Goal of the exercise: From the records below, take each line where the string "Position" shows up and copy it.

[Source records — start]

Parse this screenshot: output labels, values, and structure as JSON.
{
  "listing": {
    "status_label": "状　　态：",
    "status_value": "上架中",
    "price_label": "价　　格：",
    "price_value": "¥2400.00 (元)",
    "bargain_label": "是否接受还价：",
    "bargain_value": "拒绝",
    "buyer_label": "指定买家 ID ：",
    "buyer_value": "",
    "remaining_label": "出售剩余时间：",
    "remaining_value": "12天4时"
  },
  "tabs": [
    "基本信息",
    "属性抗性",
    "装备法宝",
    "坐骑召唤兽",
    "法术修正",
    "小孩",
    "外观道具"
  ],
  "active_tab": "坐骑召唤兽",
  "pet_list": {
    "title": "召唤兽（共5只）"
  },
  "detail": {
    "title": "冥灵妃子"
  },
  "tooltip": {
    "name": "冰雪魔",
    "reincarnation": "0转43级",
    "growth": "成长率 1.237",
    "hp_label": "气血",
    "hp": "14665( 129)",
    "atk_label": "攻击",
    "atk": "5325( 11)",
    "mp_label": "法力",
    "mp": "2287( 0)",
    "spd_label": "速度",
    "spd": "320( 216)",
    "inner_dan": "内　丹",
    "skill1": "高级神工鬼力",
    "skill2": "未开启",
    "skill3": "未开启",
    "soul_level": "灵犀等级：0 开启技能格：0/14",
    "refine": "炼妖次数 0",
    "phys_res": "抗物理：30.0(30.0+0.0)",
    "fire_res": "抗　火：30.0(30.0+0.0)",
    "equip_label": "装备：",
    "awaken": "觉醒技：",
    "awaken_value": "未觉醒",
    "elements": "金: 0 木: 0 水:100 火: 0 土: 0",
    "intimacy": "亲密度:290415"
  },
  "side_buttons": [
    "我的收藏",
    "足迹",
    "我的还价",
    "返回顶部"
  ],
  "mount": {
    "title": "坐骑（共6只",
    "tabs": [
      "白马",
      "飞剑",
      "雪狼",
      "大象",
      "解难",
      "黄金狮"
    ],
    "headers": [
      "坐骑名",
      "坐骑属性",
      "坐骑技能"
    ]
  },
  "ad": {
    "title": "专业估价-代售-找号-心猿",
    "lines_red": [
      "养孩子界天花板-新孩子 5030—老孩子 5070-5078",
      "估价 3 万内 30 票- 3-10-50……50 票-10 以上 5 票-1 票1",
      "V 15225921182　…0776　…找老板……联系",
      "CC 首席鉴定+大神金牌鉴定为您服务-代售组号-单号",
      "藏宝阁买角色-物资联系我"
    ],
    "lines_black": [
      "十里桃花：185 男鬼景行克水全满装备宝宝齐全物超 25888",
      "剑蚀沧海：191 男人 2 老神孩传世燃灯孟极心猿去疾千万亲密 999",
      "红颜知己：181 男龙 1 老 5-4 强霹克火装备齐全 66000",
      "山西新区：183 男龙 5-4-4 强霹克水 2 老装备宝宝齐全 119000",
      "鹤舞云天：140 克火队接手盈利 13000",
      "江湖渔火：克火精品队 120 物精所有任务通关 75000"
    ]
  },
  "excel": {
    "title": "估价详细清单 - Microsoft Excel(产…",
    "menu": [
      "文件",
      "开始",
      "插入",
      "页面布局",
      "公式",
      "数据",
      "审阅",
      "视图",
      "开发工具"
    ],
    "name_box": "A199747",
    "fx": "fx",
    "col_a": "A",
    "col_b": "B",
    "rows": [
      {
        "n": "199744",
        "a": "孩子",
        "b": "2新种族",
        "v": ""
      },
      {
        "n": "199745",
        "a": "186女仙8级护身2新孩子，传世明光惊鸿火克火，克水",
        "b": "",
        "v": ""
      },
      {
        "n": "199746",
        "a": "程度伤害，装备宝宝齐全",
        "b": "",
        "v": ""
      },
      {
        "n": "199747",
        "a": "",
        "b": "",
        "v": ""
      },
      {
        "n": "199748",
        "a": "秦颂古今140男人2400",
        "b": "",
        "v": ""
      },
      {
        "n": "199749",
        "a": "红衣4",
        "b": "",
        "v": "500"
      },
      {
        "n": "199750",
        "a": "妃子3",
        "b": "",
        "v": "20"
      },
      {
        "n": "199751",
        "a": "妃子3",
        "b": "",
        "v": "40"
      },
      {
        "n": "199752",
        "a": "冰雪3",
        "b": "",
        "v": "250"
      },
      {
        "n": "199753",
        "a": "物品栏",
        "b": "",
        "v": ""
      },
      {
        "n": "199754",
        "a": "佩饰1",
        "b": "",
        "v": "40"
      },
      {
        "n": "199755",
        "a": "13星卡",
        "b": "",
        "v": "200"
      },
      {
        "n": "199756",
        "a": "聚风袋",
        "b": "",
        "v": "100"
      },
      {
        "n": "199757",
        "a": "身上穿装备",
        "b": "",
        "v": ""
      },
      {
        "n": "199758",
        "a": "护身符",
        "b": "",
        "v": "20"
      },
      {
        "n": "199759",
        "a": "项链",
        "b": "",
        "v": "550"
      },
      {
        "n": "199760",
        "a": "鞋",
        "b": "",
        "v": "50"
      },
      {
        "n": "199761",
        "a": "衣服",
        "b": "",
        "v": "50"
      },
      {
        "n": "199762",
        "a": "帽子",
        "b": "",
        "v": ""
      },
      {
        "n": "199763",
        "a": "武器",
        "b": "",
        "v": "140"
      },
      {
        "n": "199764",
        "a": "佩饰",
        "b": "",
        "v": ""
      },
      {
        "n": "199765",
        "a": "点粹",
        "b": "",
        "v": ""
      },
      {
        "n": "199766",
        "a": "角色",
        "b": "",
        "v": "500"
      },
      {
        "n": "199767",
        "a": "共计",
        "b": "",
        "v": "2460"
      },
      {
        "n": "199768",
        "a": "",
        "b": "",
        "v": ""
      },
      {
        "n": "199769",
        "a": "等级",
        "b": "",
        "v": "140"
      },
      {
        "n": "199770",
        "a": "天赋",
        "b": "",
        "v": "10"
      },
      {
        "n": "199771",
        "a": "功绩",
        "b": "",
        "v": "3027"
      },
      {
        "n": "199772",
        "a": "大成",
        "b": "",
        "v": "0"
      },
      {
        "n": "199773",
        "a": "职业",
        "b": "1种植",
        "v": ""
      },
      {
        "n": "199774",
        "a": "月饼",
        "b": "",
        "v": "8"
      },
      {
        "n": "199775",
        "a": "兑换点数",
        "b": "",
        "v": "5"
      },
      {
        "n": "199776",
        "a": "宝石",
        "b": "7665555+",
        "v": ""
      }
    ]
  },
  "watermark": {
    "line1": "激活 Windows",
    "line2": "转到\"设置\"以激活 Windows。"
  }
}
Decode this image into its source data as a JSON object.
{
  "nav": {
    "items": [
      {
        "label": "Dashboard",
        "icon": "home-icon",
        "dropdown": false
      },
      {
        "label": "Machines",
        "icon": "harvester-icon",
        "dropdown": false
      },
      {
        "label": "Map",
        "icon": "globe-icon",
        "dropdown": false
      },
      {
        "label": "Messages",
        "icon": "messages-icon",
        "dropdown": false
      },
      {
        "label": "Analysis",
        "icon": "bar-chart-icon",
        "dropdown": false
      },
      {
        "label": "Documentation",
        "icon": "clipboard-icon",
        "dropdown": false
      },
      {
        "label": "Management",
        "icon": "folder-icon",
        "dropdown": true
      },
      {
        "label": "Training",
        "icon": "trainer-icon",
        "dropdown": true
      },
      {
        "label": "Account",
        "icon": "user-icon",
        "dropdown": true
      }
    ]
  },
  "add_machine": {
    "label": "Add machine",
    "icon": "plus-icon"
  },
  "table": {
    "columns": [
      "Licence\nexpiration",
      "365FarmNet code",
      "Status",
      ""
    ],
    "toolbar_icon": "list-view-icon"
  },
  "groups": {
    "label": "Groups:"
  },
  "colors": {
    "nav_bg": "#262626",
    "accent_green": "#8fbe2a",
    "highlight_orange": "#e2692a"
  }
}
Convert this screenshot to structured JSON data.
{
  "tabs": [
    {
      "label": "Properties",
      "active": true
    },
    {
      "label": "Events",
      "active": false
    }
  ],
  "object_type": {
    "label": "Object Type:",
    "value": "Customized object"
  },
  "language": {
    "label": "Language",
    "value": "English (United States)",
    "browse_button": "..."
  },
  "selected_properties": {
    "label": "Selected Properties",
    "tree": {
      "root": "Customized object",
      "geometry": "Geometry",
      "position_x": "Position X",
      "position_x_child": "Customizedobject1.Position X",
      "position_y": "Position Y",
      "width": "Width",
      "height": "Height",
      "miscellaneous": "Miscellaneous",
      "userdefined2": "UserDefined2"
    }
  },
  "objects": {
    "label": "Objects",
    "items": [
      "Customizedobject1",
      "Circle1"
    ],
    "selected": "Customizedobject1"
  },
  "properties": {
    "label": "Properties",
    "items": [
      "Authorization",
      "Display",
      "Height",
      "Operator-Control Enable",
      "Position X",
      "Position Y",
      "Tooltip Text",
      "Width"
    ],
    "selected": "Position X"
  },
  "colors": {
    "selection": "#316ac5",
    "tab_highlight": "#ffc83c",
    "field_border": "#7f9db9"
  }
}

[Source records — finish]

Exercise solution:
      "position_x": "Position X",
      "position_x_child": "Customizedobject1.Position X",
      "position_y": "Position Y",
      "Position X",
      "Position Y",
    "selected": "Position X"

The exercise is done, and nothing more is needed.